Critical thinking is ‘the ability to thoughtfully analyse and evaluate situations and recommend courses of action that consider stakeholders, implications and consequences (Eggers et al., 2017, p. 266)

Thinking critically involves considering a subject, content or problem diagnostically, identifying opportunities and developing, testing and implementing appropriate solutions. Taken for granted assumptions must be challenged and should lead you to asking searching questions that may have no simple answer, such as:

  • What is the problem?
  • Where is the opportunity?
  • Why has nothing been done?
  • What should be done?

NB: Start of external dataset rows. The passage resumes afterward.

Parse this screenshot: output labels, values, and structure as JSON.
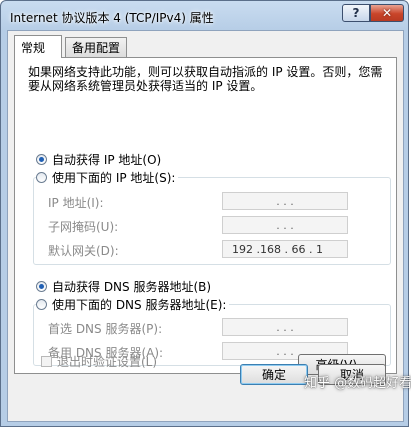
{
  "window": {
    "title": "Internet 协议版本 4 (TCP/IPv4) 属性",
    "help_label": "?",
    "close_label": "✕"
  },
  "tabs": [
    {
      "label": "常规",
      "active": true
    },
    {
      "label": "备用配置",
      "active": false
    }
  ],
  "description": "如果网络支持此功能，则可以获取自动指派的 IP 设置。否则，您需要从网络系统管理员处获得适当的 IP 设置。",
  "ip_section": {
    "auto_label": "自动获得 IP 地址(O)",
    "manual_label": "使用下面的 IP 地址(S):",
    "selected": "auto",
    "fields": [
      {
        "label": "IP 地址(I):",
        "value": ". . ."
      },
      {
        "label": "子网掩码(U):",
        "value": ". . ."
      },
      {
        "label": "默认网关(D):",
        "value": "192 .168 . 66 . 1"
      }
    ]
  },
  "dns_section": {
    "auto_label": "自动获得 DNS 服务器地址(B)",
    "manual_label": "使用下面的 DNS 服务器地址(E):",
    "selected": "auto",
    "fields": [
      {
        "label": "首选 DNS 服务器(P):",
        "value": ". . ."
      },
      {
        "label": "备用 DNS 服务器(A):",
        "value": ". . ."
      }
    ]
  },
  "validate_label": "退出时验证设置(L)",
  "advanced_label": "高级(V)...",
  "ok_label": "确定",
  "cancel_label": "取消",
  "watermark": "知乎 @数码超好看"
}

Identifying what you want to think critically about may require creativity. Critical thinking may also involve daring to be different in your approach to a problem or an opportunity, and – importantly – thinking for yourself. This can involve questioning strongly held beliefs and ideas even when they might be considered to be virtually sacred or untouchable by others. It can also mean considering the arguments from various perspectives and sources, even if you might not intuitively agree with them.

Challenging the status quo could help critical thinkers create new and more advantageous ways of doing things. The World Economic Future of Jobs Report (WEF, 2016) highlights critical thinking as tomorrow’s key job skill, a point further underlined by Hess (2017) when he argues that in a world where technology and artificial intelligence (AI) are increasingly important:

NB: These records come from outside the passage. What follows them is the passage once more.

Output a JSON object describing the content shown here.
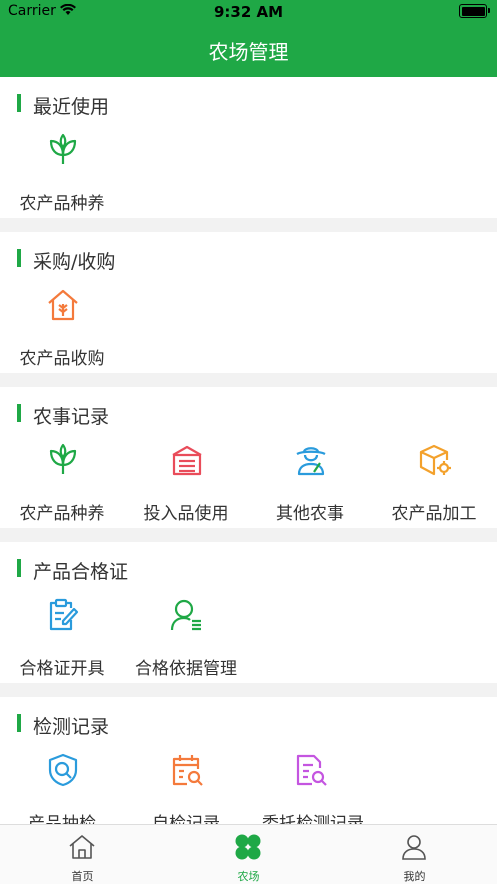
{
  "status": {
    "carrier": "Carrier",
    "time": "9:32 AM"
  },
  "nav": {
    "title": "农场管理"
  },
  "sections": {
    "recent": {
      "title": "最近使用",
      "items": [
        "农产品种养"
      ]
    },
    "purchase": {
      "title": "采购/收购",
      "items": [
        "农产品收购"
      ]
    },
    "farm_record": {
      "title": "农事记录",
      "items": [
        "农产品种养",
        "投入品使用",
        "其他农事",
        "农产品加工"
      ]
    },
    "certificate": {
      "title": "产品合格证",
      "items": [
        "合格证开具",
        "合格依据管理"
      ]
    },
    "testing": {
      "title": "检测记录",
      "items": [
        "产品抽检",
        "自检记录",
        "委托检测记录"
      ]
    }
  },
  "tabs": [
    "首页",
    "农场",
    "我的"
  ],
  "colors": {
    "brand": "#1fa846",
    "orange": "#f47a3c",
    "red": "#e94c5a",
    "blue": "#2a9bdc",
    "amber": "#f3a12c",
    "purple": "#c455e0"
  },
  "icons": [
    "sprout-icon",
    "house-harvest-icon",
    "crate-icon",
    "farmer-icon",
    "box-gear-icon",
    "clipboard-edit-icon",
    "user-list-icon",
    "shield-search-icon",
    "calendar-search-icon",
    "document-search-icon"
  ]
}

Many experts believe that human beings will still be needed to do the jobs that require higher order critical, creative, and innovative thinking and the jobs that require high emotional engagement to meet the needs of other human beings. The challenge for many of us is that we do not excel at those skills because of our natural cognitive and emotional proclivities: we are confirmation-seeking thinkers and ego affirmation-seeking defensive reasoners. We will need to overcome those proclivities in order to take our thinking, listening, relating, and collaborating skills to a much higher level.

(Hess, 2017)

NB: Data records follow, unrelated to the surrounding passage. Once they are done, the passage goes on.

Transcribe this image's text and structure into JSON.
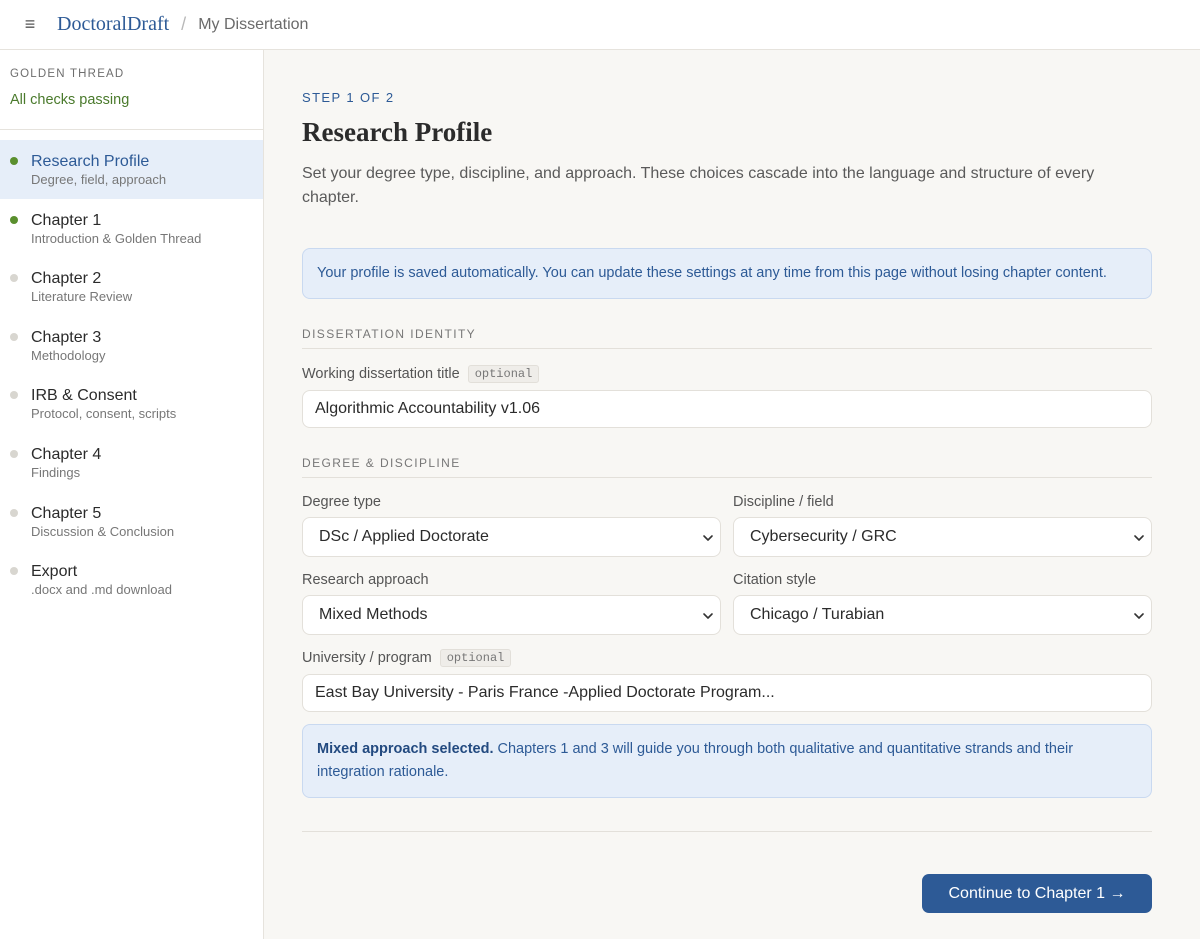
{
  "header": {
    "brand": "DoctoralDraft",
    "separator": "/",
    "breadcrumb": "My Dissertation",
    "menu_icon": "≡"
  },
  "sidebar": {
    "golden_thread_label": "GOLDEN THREAD",
    "golden_thread_status": "All checks passing",
    "items": [
      {
        "title": "Research Profile",
        "subtitle": "Degree, field, approach",
        "status": "done",
        "active": true
      },
      {
        "title": "Chapter 1",
        "subtitle": "Introduction & Golden Thread",
        "status": "done",
        "active": false
      },
      {
        "title": "Chapter 2",
        "subtitle": "Literature Review",
        "status": "pending",
        "active": false
      },
      {
        "title": "Chapter 3",
        "subtitle": "Methodology",
        "status": "pending",
        "active": false
      },
      {
        "title": "IRB & Consent",
        "subtitle": "Protocol, consent, scripts",
        "status": "pending",
        "active": false
      },
      {
        "title": "Chapter 4",
        "subtitle": "Findings",
        "status": "pending",
        "active": false
      },
      {
        "title": "Chapter 5",
        "subtitle": "Discussion & Conclusion",
        "status": "pending",
        "active": false
      },
      {
        "title": "Export",
        "subtitle": ".docx and .md download",
        "status": "pending",
        "active": false
      }
    ]
  },
  "main": {
    "step": "STEP 1 OF 2",
    "title": "Research Profile",
    "lede": "Set your degree type, discipline, and approach. These choices cascade into the language and structure of every chapter.",
    "info": "Your profile is saved automatically. You can update these settings at any time from this page without losing chapter content.",
    "identity_heading": "DISSERTATION IDENTITY",
    "title_label": "Working dissertation title",
    "optional_tag": "optional",
    "title_value": "Algorithmic Accountability v1.06",
    "degree_heading": "DEGREE & DISCIPLINE",
    "degree_label": "Degree type",
    "degree_value": "DSc / Applied Doctorate",
    "discipline_label": "Discipline / field",
    "discipline_value": "Cybersecurity / GRC",
    "approach_label": "Research approach",
    "approach_value": "Mixed Methods",
    "citation_label": "Citation style",
    "citation_value": "Chicago / Turabian",
    "university_label": "University / program",
    "university_value": "East Bay University - Paris France -Applied Doctorate Program...",
    "note_bold": "Mixed approach selected.",
    "note_text": " Chapters 1 and 3 will guide you through both qualitative and quantitative strands and their integration rationale.",
    "cta": "Continue to Chapter 1 →"
  },
  "colors": {
    "accent": "#2d5a96",
    "success": "#5a8f2e",
    "pending_dot": "#d8d6d0",
    "info_bg": "#e6eef9"
  }
}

Box 3 Is critical thinking the same as intelligence?

While critical thinking involves the intelligent application of thoughts, it is not the same as intelligence. Butler et al. (2017, p. 38) make the point that ‘We all probably know someone who is very intelligent, but does blatantly stupid things. Despite evidence that intelligence predicts a variety of life outcomes, the relationship between intelligence and good thinking is less clear’. They further argue that ‘critical thinking involves thinking rationally in a goal-oriented fashion… It is a collection of skills and strategies that a thinker can use when the situation calls for them. It is also a disposition towards thinking careful and thoughtfully’ (2017, p. 39).

So what is the link between creative thinking and critical thinking? Are they related or perhaps completely different phenomena?